A recap of the AGITG Preceptorship in Biliary Tract Cancer and Hepatocellular Carcinoma

Thank you to Dr Deborah Zhou and Dr Joanna Lee for their contributions to this article.

Another successful AGITG Preceptorship was held on 25–26 August, at the beautiful Crowne Plaza Sydney, Coogee Beach, this time focussed on biliary tract cancer and hepatocellular carcinoma (HCC). The 2023 Preceptorship was convened by medical oncologists Associate Professor Lara Lipton and Associate Professor Amitesh Roy.

This year’s AGITG Preceptorship was a valuable educational event given the rarity of these cancers. Surgery, gastroenterology, radiation and medical oncology were all represented by our expert preceptors, who provided invaluable discussion and insights. The background of the preceptees was just as diverse, with colleagues from Aotearoa New Zealand and the UK in attendance, as well as attendees from all over Australia.

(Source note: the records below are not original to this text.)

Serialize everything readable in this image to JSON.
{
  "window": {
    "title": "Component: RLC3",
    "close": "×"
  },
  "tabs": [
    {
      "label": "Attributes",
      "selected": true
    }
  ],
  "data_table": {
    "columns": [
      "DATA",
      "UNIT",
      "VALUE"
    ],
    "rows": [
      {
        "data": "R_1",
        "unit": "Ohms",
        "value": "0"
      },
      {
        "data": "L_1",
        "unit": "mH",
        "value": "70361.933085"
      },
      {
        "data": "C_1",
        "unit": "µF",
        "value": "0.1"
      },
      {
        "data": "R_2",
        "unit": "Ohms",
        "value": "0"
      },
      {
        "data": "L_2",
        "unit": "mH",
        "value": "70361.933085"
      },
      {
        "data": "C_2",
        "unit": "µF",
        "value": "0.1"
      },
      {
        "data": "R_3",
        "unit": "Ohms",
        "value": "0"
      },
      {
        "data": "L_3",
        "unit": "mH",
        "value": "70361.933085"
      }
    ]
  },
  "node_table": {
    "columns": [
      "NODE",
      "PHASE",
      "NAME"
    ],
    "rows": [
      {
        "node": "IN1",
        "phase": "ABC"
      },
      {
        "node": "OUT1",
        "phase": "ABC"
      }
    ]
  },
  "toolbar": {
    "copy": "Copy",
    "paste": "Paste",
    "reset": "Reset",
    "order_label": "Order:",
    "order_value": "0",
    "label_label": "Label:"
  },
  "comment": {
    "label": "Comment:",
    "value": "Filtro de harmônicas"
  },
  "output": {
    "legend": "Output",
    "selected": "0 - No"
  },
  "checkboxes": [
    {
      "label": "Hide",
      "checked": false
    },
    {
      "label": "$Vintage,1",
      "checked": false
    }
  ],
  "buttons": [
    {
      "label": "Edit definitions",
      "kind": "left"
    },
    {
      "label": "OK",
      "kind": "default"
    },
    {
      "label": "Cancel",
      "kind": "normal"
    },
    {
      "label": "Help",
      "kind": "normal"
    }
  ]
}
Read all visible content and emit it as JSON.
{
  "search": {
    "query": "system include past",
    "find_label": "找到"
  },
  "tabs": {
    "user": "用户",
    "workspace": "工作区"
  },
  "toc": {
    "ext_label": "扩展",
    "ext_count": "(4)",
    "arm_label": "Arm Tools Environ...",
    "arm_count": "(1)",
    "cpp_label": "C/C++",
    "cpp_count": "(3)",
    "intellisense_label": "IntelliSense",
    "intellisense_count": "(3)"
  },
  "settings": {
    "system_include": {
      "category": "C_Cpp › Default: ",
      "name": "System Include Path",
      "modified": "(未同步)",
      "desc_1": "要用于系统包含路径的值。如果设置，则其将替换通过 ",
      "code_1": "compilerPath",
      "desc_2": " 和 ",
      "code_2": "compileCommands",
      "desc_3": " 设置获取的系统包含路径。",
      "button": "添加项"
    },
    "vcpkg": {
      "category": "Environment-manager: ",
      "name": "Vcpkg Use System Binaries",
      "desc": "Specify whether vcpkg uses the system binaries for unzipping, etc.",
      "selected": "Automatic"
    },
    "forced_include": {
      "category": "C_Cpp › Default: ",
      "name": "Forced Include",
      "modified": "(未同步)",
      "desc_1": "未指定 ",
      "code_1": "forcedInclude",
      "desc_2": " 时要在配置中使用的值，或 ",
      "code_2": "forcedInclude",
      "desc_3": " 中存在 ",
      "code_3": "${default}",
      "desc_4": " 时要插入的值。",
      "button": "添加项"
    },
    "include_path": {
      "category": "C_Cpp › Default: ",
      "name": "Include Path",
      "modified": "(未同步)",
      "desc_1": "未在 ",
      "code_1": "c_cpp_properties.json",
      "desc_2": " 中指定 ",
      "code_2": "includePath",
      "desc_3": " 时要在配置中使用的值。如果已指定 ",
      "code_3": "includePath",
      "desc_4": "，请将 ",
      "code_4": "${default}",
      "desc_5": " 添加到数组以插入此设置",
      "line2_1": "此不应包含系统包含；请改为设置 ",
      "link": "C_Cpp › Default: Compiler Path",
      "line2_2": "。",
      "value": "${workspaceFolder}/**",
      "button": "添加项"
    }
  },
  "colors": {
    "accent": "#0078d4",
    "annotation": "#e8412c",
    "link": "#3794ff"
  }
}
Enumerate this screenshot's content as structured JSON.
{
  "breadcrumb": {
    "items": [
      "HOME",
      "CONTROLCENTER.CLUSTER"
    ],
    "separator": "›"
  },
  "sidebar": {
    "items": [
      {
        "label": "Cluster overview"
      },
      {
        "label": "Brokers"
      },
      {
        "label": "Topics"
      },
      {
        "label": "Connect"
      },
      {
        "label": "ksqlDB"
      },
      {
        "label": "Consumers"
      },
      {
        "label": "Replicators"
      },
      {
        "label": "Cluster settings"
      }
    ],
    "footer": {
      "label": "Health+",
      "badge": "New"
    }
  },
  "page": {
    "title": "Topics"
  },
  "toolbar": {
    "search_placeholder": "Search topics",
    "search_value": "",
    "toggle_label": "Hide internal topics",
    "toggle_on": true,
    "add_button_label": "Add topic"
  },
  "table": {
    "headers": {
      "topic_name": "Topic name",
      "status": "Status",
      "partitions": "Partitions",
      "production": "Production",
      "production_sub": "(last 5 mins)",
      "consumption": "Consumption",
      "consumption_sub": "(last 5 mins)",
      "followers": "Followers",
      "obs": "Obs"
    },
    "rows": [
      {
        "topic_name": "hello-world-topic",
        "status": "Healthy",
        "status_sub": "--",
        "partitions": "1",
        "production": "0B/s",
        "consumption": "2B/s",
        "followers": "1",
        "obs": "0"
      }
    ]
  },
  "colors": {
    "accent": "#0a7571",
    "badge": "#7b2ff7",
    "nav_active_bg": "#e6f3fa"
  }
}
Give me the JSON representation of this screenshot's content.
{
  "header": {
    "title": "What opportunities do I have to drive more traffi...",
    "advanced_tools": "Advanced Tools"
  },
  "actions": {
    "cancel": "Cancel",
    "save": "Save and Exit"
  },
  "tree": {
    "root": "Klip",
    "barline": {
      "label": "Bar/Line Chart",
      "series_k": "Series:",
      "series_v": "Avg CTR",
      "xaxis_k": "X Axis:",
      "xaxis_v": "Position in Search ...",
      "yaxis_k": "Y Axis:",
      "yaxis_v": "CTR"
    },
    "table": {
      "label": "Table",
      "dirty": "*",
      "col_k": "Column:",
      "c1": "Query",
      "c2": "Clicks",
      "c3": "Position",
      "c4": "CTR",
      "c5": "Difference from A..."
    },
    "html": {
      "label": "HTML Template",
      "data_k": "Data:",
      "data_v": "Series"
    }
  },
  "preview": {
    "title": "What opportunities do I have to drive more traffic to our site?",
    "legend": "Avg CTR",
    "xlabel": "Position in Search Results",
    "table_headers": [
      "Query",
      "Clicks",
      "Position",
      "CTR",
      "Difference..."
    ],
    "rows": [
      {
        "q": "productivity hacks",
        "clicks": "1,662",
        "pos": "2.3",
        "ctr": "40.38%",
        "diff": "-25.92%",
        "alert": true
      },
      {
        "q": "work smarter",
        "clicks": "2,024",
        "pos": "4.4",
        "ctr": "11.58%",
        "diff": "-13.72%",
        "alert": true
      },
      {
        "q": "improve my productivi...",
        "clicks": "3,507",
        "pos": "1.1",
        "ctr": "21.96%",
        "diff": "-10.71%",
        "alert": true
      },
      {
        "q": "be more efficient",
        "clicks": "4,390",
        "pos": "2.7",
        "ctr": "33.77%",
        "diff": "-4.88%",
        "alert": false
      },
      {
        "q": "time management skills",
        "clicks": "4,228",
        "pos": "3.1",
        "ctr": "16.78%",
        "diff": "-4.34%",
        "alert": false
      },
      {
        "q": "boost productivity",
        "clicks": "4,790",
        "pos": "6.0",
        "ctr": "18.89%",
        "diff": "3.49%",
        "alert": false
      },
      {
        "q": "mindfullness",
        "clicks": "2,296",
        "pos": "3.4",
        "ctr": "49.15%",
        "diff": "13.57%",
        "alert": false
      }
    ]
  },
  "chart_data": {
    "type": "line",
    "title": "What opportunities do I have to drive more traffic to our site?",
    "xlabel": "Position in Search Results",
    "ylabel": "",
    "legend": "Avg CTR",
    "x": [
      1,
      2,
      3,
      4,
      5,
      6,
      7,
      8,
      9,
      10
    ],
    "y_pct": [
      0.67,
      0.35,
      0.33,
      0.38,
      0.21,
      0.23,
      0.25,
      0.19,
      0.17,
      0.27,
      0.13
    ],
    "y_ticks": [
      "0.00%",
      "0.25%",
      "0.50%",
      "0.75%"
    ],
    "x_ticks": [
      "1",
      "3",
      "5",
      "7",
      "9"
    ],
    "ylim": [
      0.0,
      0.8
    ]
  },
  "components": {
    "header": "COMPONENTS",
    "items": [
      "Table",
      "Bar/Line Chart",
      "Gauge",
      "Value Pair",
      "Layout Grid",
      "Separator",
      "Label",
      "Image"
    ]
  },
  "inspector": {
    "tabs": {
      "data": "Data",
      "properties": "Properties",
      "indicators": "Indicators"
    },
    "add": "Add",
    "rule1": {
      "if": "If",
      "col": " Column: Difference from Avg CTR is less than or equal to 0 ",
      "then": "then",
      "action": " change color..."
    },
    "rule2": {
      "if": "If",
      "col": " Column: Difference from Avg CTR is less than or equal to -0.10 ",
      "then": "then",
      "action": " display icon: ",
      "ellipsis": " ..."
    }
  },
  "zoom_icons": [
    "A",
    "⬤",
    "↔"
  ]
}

The sessions were divided by stage of disease, from early to late stage, and there was fantastic multidisciplinary discussion regarding the diagnosis and management of biliary tract cancer and HCC.

There was a variety of studies presented: single centre retrospective cases, phase II trials, double blinded randomised controlled trials and systematic reviews and meta-analyses. All the preceptors conducted high-level analysis of these studies considering multiple factors such as statistical analysis, impact of bias and unknown confounders and discussed whether this was relevant to our patient population and current practice.

The session on biomarker-directed therapies in advanced biliary cancers highlighted new drugs which can target certain molecular alterations such as IHD and FGRF mutations which is very exciting in the space. However, the group also discussed problems such as difficulties in identifying these alterations, with accessing drugs, and cost. As a group, we talked about the importance of obtaining tumour tissue to test for any targetable molecular alterations using next-generation sequencing to identify treatments for our patients and to further advance translational research.

The HCC multidisciplinary case generated excellent discussion about the role of liver transplantation, which patients are eligible and what factors needed to be considered. There was also discussion about how best to utilise local therapies such as SBRT or TACE in setting of advanced stage HCC.

A special mention is deserved for guest speaker Richard De Abreu Lourenco from CREST, who provided an engaging crash course on health economics with an oncology research spin. We learned about the different types of economic evaluation and how these are incorporated into the process of funding drugs or devices in Australia and Aotearoa New Zealand. The talk was very informative as this type of teaching is not typically embedded in medical school or during training.


Thank you to AstraZeneca for your exclusive sponsorship of this year’s Preceptorship.

You can learn more about AstraZeneca’s Imfinzi (durvalumab) biliary tract cancer patient access program here.

 


Thank you to all participants, Convenors and Preceptors

  • Associate Professor Lara Lipton, medical oncology
  • Associate Professor Amitesh Roy, medical oncology
  • Professor Lorraine Chantrill, medical oncology
  • Dr Connie Diakos, medical oncology
  • Dr Daniel Croagh, surgery
  • Associate Professor Charles Pilgrim, surgery
  • Dr Julie Chu, radiation oncology
  • Dr Andrew Oar, radiation oncology
  • Dr Jessica Yang, radiology
  • Associate Professor John Lubel, gastroenterology
  • Dr Joanna Lee
  • Dr Sarah Maloney
  • Dr Derrick Siu
  • Dr Deborah Zhou
Share